Exercise goal → The records that follow are to be given again exactly, with their pictures omitted.

Recorded data →
=== Section Start ===

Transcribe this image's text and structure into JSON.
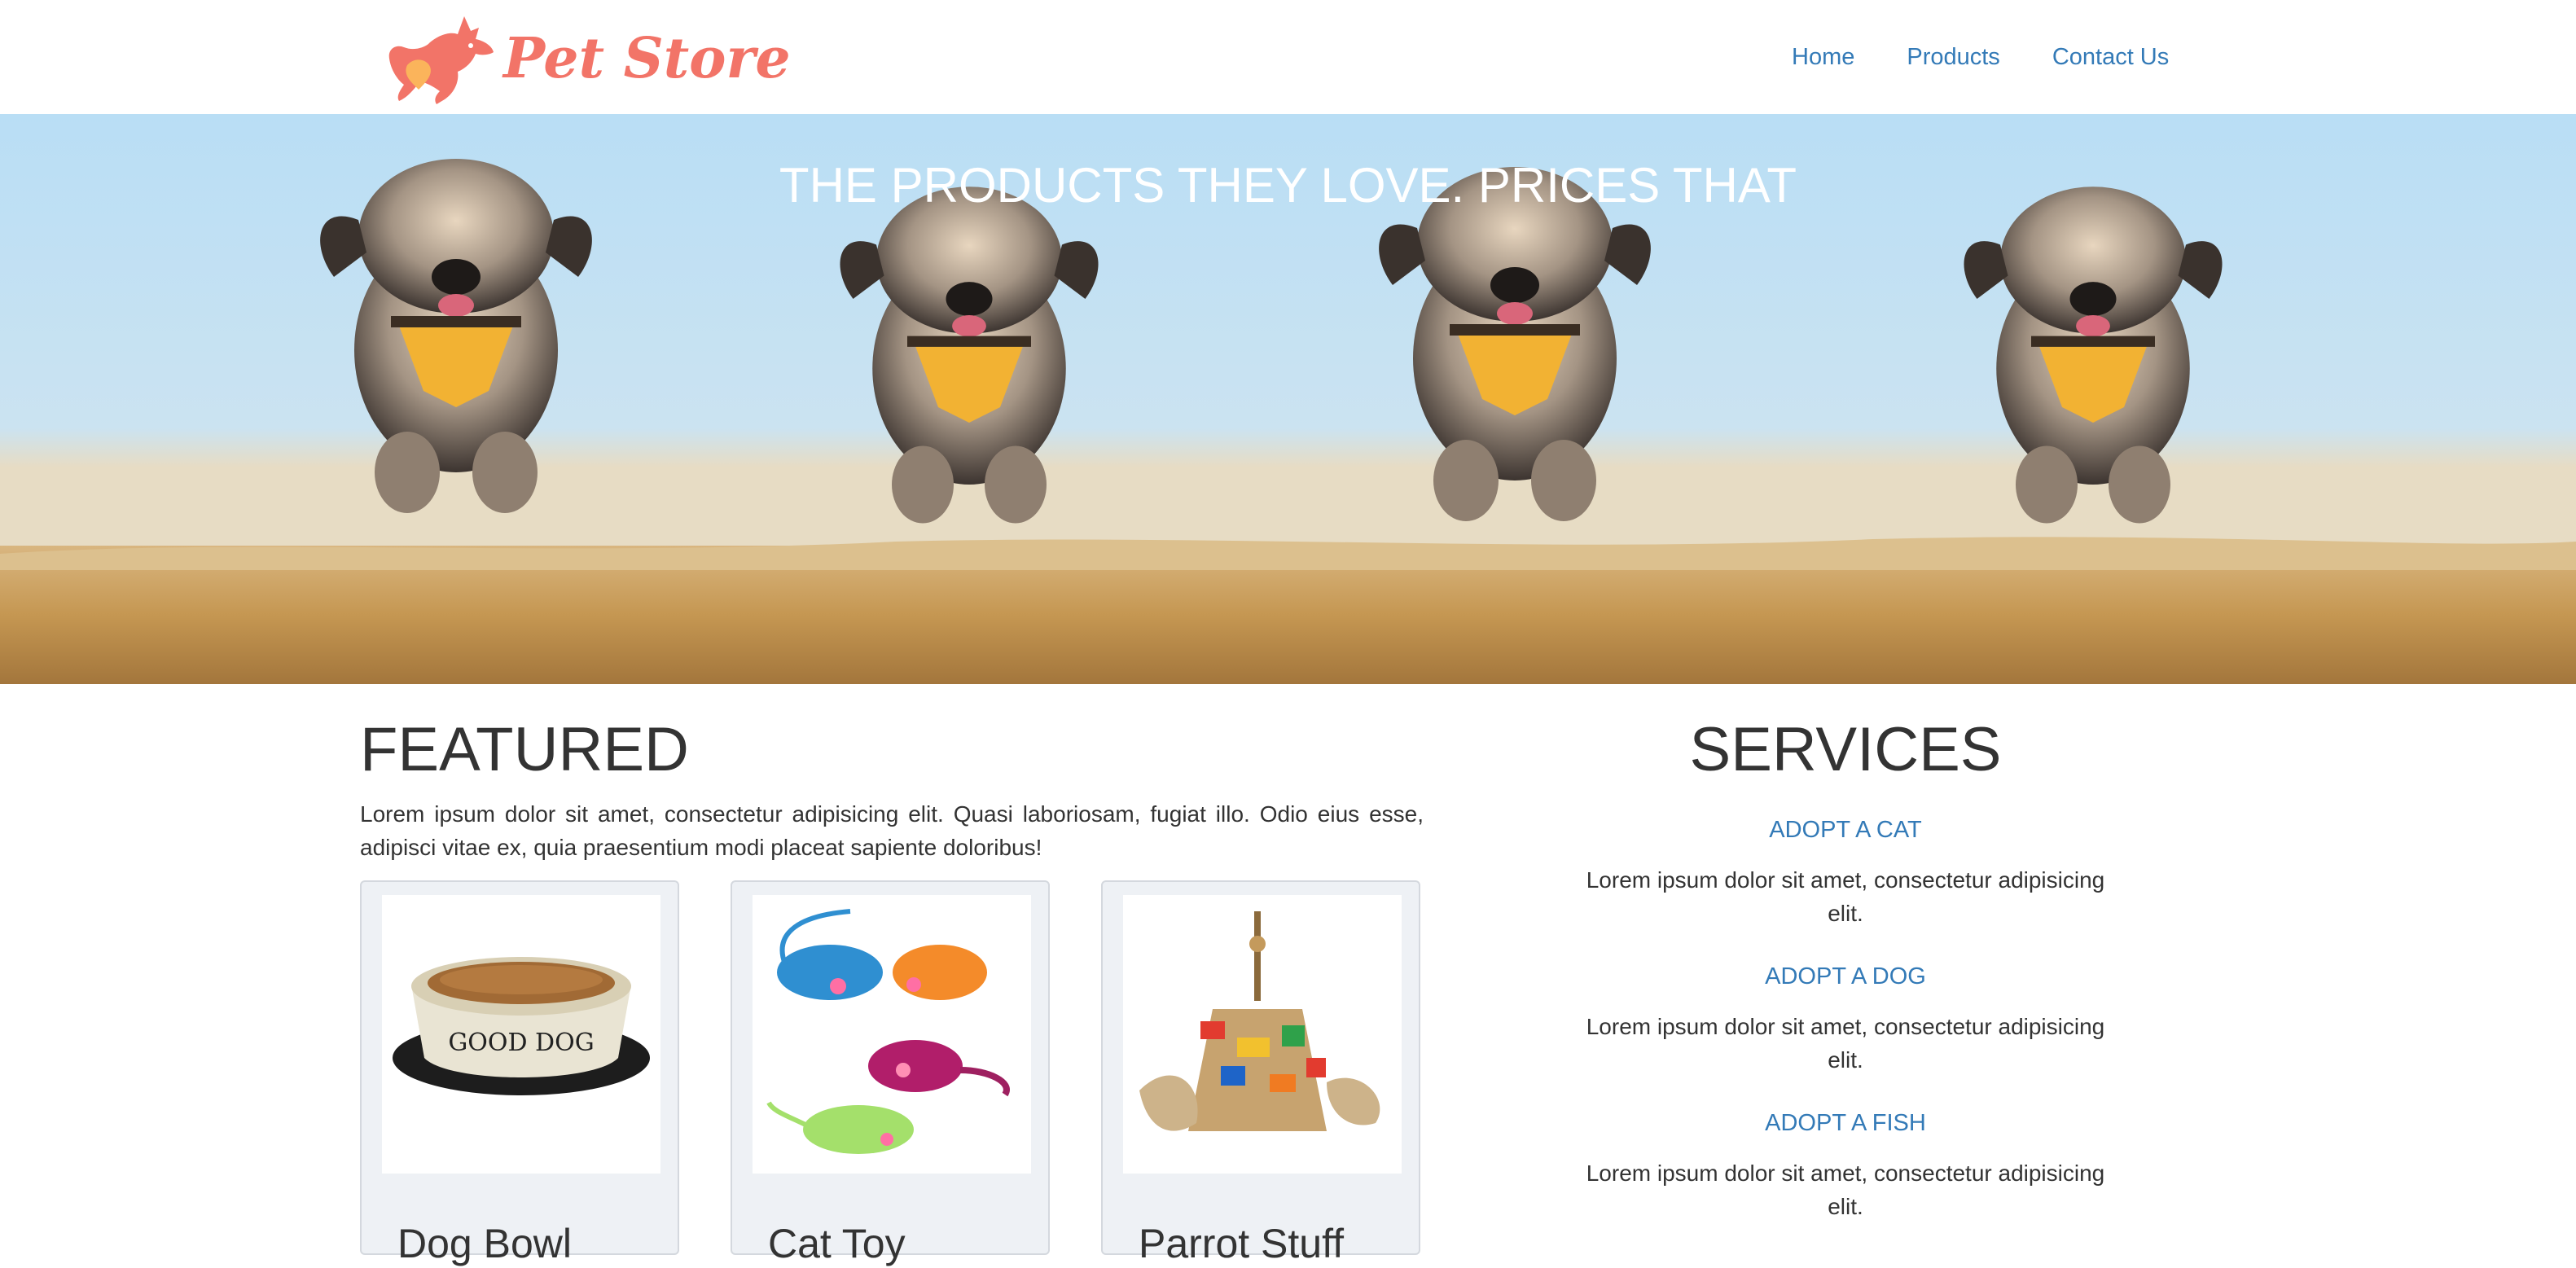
{
  "colors": {
    "link": "#337ab7",
    "text": "#333333",
    "logo": "#f27468",
    "hero_text": "#ffffff",
    "card_bg": "#eef1f5"
  },
  "header": {
    "brand": "Pet Store",
    "nav": [
      {
        "label": "Home"
      },
      {
        "label": "Products"
      },
      {
        "label": "Contact Us"
      }
    ]
  },
  "hero": {
    "title": "THE PRODUCTS THEY LOVE. PRICES THAT"
  },
  "featured": {
    "title": "FEATURED",
    "description": "Lorem ipsum dolor sit amet, consectetur adipisicing elit. Quasi laboriosam, fugiat illo. Odio eius esse, adipisci vitae ex, quia praesentium modi placeat sapiente doloribus!",
    "products": [
      {
        "name": "Dog Bowl",
        "image_text": "GOOD DOG"
      },
      {
        "name": "Cat Toy"
      },
      {
        "name": "Parrot Stuff"
      }
    ]
  },
  "services": {
    "title": "SERVICES",
    "items": [
      {
        "label": "ADOPT A CAT",
        "text": "Lorem ipsum dolor sit amet, consectetur adipisicing elit."
      },
      {
        "label": "ADOPT A DOG",
        "text": "Lorem ipsum dolor sit amet, consectetur adipisicing elit."
      },
      {
        "label": "ADOPT A FISH",
        "text": "Lorem ipsum dolor sit amet, consectetur adipisicing elit."
      }
    ]
  }
}
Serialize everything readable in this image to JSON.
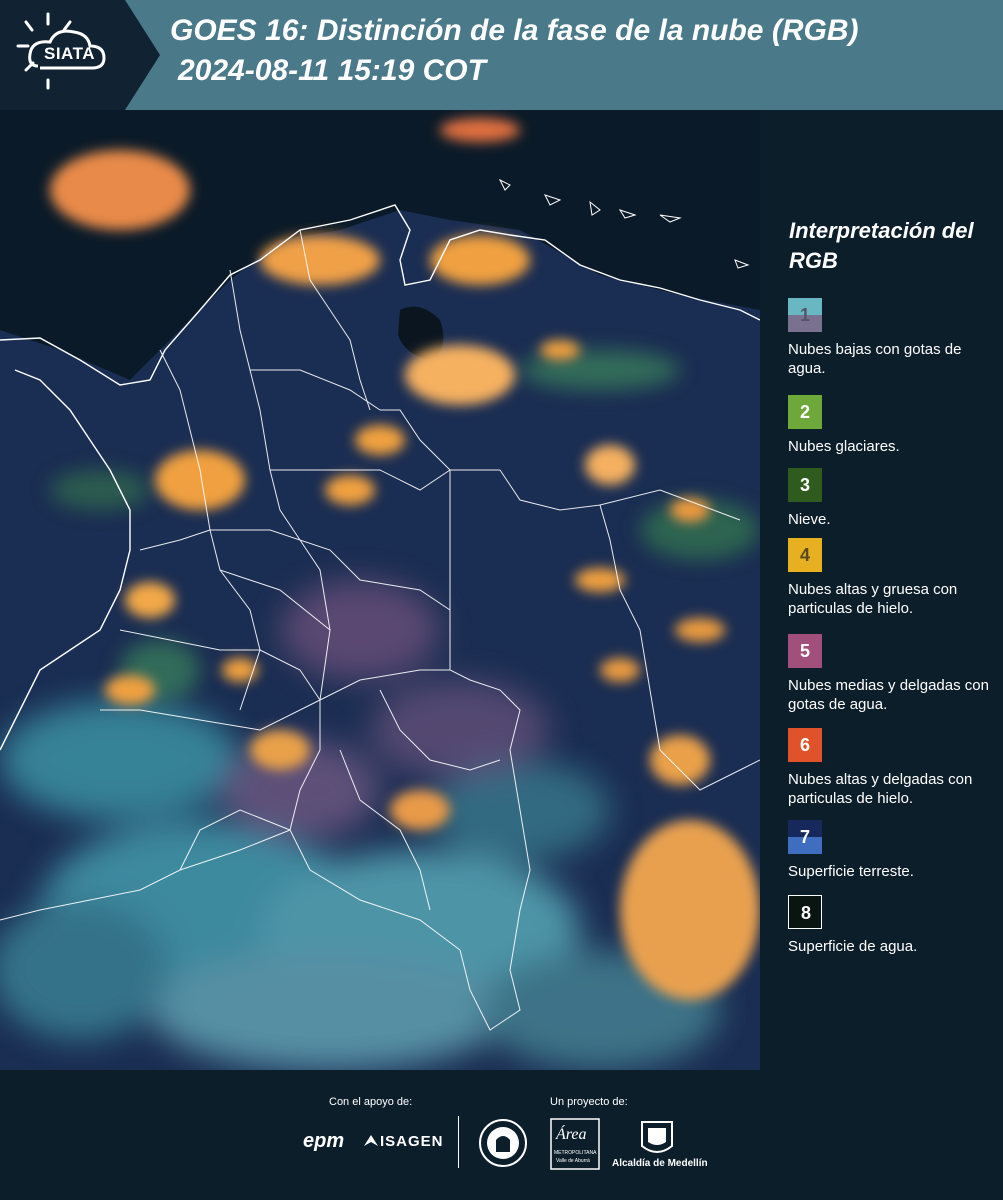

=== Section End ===

Answer to this task →
Transcribe this image's text and structure into JSON.
{
  "colors": {
    "link": "#337ab7",
    "text": "#333333",
    "logo": "#f27468",
    "hero_text": "#ffffff",
    "card_bg": "#eef1f5"
  },
  "header": {
    "brand": "Pet Store",
    "nav": [
      {
        "label": "Home"
      },
      {
        "label": "Products"
      },
      {
        "label": "Contact Us"
      }
    ]
  },
  "hero": {
    "title": "THE PRODUCTS THEY LOVE. PRICES THAT"
  },
  "featured": {
    "title": "FEATURED",
    "description": "Lorem ipsum dolor sit amet, consectetur adipisicing elit. Quasi laboriosam, fugiat illo. Odio eius esse, adipisci vitae ex, quia praesentium modi placeat sapiente doloribus!",
    "products": [
      {
        "name": "Dog Bowl",
        "image_text": "GOOD DOG"
      },
      {
        "name": "Cat Toy"
      },
      {
        "name": "Parrot Stuff"
      }
    ]
  },
  "services": {
    "title": "SERVICES",
    "items": [
      {
        "label": "ADOPT A CAT",
        "text": "Lorem ipsum dolor sit amet, consectetur adipisicing elit."
      },
      {
        "label": "ADOPT A DOG",
        "text": "Lorem ipsum dolor sit amet, consectetur adipisicing elit."
      },
      {
        "label": "ADOPT A FISH",
        "text": "Lorem ipsum dolor sit amet, consectetur adipisicing elit."
      }
    ]
  }
}
Serialize everything readable in this image to JSON.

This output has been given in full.